Moreover, with no original plot device or trope existing under the sun at this point, it’s not uncanny to find ideas, whether in book or movie form that revolve around the same ideals. But there ARE differences, to where I begin to take people at face value when they compare the two works with the only solidifying reason of its children against children in a fight to the death.
The plots behind Battle Royale and Hunger Games are similar, simply an authoritarian maneuver by the government in an attempt of controlling a group of people.
With Battle Royale, it’s a mind control tactic under the name of ‘The Program’ to get the children of Japan back under their control since they’ve been radically slipping into some form of social anarchy for years.
In the Hunger Games, this pageant, is penance for an off screen rebellion in a dystopian post apocalyptic North America. But while the premise is the same, The BR Kids are scooped up unknowingly and thrown into a fight, while the Hunger Games kids served up as entertainment fodder for the Capitol’s amusement in these pageants, as they are broadcasted and feared every year. While Battle Royale may be cruel and brutal, Hunger Games is a systematically successful program that tears at a whole country, oppressive and manipulative to the point where the will to fight for your rights is almost as bleak as surviving the games itself.
Other than, as mentioned before the group-think, the children strategizing to stay alive, and lots and lots of murder, that’s pretty much where the similarities between the franchises end. Battle Royale ends with Shogo, Shuya and Noriko, trying to figure out where they should go next in life after being the only ones to survive off Shodoshima.
Hunger Games (for those who don’t know is a trilogy of books) goes a step further past the actual Games, into the minds of those under the oppressive control of the Capitol. And by oppressive I do mean that. Food is rationed out, hunting is outlawed, money is sparse and these people in the outlying districts do what they have to do to survive, even if by illegal means. One of the main glaring differences between HG and BR is foreknowledge. While the kids of BR were basically kidnapped, the children of Panem know year after year until they are 18 that there is a chance their name will be plucked and they will be sent into the arena to die. Even worse, in an apparently obligatory show of true evil, they give the kids they are starving to death the chance to a larger share of rations; for every time they submit their name into the drawing, they get a share of rice for their family. (That’s why they are called the Hunger Games)
I could draw a million other reasons stating the differences between the two games, but they are lost of those who have not read the book. Although its focus is the pageant games, the real story of Hunger Games is liberation versus oppression: finding a reason to fight, believing in that reason, and fighting for that reason even if it cost you your life. Watching a country rise up against an evil. Sincerely a story of good versus evil, the downtrodden versus the uplifted. It moves past violence and into deeper realms that have yet to be explored on the big screen.

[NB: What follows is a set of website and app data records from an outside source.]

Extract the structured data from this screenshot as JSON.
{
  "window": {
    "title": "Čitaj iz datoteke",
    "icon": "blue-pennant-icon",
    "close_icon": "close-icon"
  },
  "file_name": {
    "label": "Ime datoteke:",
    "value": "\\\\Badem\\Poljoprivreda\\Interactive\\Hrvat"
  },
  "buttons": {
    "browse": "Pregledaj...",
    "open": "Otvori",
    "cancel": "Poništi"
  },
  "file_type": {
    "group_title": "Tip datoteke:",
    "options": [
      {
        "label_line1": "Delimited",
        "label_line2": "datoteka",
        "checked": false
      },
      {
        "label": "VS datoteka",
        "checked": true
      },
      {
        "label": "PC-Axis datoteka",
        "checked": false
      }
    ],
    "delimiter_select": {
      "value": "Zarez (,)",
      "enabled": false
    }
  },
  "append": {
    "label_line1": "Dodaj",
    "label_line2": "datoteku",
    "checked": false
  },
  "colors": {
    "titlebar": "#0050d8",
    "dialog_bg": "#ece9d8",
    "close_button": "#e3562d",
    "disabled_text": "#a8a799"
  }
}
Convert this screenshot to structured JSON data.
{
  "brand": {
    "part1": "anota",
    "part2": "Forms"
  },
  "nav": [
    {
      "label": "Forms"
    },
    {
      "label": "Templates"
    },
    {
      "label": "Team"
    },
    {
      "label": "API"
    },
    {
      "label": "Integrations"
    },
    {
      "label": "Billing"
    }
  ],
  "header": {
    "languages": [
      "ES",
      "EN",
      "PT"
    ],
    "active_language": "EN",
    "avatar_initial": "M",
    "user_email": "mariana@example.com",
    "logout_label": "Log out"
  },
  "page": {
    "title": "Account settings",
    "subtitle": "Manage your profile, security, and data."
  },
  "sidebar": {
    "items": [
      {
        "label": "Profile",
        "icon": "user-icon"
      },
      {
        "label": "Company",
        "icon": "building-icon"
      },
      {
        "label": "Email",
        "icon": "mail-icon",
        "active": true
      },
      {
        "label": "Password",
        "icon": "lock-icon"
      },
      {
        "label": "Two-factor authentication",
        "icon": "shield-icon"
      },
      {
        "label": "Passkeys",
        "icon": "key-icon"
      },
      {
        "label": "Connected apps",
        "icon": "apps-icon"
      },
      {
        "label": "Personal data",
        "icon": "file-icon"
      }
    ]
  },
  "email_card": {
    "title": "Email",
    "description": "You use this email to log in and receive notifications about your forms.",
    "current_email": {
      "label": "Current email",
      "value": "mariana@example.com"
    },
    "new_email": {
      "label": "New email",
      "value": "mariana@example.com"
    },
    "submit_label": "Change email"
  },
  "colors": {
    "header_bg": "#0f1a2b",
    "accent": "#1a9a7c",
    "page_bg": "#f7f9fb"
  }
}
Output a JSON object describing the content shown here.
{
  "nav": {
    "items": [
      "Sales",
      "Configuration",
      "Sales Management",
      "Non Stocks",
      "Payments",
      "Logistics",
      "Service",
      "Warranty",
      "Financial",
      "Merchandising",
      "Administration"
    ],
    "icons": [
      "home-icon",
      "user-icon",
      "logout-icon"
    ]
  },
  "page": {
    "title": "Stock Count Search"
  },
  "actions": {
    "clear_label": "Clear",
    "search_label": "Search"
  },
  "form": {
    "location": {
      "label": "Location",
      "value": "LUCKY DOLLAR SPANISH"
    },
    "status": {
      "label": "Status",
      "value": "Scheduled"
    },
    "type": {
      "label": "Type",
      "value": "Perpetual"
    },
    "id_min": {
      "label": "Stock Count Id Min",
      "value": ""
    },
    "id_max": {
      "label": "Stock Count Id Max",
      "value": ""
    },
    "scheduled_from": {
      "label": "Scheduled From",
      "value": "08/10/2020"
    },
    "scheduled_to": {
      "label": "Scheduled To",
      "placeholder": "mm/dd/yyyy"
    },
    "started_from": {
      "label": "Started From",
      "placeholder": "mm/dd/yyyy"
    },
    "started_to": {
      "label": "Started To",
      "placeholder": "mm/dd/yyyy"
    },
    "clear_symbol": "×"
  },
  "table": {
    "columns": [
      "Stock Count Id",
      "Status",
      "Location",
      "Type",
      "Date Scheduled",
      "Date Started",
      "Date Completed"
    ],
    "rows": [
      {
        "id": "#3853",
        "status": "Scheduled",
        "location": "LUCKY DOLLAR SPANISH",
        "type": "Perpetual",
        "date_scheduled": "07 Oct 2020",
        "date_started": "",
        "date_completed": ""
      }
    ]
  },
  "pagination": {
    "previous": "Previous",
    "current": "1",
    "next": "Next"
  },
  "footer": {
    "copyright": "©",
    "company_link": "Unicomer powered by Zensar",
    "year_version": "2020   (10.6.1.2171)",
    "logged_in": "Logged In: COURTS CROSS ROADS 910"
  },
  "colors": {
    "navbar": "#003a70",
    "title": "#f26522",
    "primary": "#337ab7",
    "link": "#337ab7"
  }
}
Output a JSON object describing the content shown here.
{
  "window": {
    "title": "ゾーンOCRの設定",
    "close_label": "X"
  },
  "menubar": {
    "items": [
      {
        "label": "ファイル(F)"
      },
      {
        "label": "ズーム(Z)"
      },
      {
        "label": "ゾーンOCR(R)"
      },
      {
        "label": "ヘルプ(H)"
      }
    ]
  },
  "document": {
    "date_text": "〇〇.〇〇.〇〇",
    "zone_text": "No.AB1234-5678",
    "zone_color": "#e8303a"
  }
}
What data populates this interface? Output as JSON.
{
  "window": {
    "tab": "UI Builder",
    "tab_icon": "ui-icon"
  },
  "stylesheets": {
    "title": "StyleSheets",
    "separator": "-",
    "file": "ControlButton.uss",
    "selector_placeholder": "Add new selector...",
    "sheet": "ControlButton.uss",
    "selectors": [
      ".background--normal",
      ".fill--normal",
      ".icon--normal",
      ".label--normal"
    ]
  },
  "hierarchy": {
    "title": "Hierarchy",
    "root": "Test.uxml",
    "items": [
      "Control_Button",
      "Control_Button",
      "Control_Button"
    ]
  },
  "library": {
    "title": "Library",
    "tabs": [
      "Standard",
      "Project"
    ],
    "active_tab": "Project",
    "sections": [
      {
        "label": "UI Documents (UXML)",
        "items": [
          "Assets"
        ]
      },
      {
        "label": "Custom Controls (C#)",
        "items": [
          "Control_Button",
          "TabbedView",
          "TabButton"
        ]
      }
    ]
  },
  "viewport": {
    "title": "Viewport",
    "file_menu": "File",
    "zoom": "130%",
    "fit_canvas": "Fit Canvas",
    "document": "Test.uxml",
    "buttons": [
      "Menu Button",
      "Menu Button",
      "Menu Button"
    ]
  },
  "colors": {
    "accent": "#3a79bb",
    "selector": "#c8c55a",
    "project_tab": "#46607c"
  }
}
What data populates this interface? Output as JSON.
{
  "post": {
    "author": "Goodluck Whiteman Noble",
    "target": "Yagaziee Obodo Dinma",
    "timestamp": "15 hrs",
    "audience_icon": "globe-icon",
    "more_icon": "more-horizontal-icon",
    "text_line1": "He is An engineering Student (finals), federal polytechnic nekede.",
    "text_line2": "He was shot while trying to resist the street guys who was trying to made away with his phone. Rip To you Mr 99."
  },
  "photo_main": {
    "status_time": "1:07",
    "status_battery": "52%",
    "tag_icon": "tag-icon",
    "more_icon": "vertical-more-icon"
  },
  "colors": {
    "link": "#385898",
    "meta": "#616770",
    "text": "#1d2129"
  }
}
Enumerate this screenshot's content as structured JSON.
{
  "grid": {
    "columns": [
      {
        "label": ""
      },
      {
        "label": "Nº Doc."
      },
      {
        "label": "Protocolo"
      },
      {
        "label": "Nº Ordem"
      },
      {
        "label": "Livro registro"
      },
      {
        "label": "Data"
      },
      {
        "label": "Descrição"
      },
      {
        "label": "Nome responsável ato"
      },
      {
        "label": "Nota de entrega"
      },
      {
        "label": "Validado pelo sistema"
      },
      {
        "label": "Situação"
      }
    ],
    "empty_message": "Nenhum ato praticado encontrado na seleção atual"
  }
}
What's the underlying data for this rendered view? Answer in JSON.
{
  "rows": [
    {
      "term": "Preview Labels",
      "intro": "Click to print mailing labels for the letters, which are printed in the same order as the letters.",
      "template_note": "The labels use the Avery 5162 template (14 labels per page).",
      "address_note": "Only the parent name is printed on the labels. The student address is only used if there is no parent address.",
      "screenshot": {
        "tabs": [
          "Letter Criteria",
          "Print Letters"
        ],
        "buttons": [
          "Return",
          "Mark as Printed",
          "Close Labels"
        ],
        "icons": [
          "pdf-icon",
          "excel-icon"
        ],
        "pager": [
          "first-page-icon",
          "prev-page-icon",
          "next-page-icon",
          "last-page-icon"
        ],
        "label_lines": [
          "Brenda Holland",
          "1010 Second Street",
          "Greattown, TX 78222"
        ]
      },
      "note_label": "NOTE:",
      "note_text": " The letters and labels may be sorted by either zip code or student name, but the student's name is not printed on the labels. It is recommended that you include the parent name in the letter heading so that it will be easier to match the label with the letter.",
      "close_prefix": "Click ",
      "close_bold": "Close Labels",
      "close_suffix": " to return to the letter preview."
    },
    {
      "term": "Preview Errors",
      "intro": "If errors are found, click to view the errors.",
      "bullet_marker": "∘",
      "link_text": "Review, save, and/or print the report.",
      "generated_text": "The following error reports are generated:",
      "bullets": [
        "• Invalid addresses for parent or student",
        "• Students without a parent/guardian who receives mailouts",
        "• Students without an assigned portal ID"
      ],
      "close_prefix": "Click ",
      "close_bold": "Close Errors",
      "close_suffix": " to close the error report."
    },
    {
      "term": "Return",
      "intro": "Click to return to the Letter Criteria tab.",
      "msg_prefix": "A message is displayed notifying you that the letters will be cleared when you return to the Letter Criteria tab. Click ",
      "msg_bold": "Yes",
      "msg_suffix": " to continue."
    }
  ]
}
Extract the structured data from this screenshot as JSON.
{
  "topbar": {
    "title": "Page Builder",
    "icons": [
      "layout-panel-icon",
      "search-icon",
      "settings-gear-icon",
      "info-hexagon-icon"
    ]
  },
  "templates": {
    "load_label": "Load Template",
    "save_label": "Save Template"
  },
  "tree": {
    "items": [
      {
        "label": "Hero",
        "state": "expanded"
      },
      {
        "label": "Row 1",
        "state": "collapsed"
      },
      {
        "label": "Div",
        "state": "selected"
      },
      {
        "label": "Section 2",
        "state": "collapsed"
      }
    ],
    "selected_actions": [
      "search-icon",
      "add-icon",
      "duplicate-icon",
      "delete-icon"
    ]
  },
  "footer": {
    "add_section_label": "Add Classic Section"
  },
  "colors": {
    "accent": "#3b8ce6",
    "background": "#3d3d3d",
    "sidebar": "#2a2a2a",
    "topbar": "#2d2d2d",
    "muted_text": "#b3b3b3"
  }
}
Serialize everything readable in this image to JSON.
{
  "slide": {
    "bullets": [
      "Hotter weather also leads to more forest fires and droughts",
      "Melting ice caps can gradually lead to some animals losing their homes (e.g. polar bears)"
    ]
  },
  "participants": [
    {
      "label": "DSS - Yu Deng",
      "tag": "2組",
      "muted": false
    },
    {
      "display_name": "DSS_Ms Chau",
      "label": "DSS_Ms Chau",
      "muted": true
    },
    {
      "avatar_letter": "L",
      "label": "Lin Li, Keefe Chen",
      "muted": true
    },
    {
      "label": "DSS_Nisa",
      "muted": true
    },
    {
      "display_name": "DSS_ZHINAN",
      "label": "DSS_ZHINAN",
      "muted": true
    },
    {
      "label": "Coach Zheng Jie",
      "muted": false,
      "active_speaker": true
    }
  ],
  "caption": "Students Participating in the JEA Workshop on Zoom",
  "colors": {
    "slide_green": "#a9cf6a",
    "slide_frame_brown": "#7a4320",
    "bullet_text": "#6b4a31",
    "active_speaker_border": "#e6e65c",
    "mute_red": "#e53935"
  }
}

It’s easy to make simple comparisons and write either series off, but I invite people to read BOTH books from BOTH franchises; they are wonderfully written and fanatically popular in their own rights and neither deserve to be watered down to a simple comparison based on similar plots. They both explore different ideals and reasoning, plot catalyst and characters that differentiate and elevate them both, in separate ways.
Read both series and let me know what you think.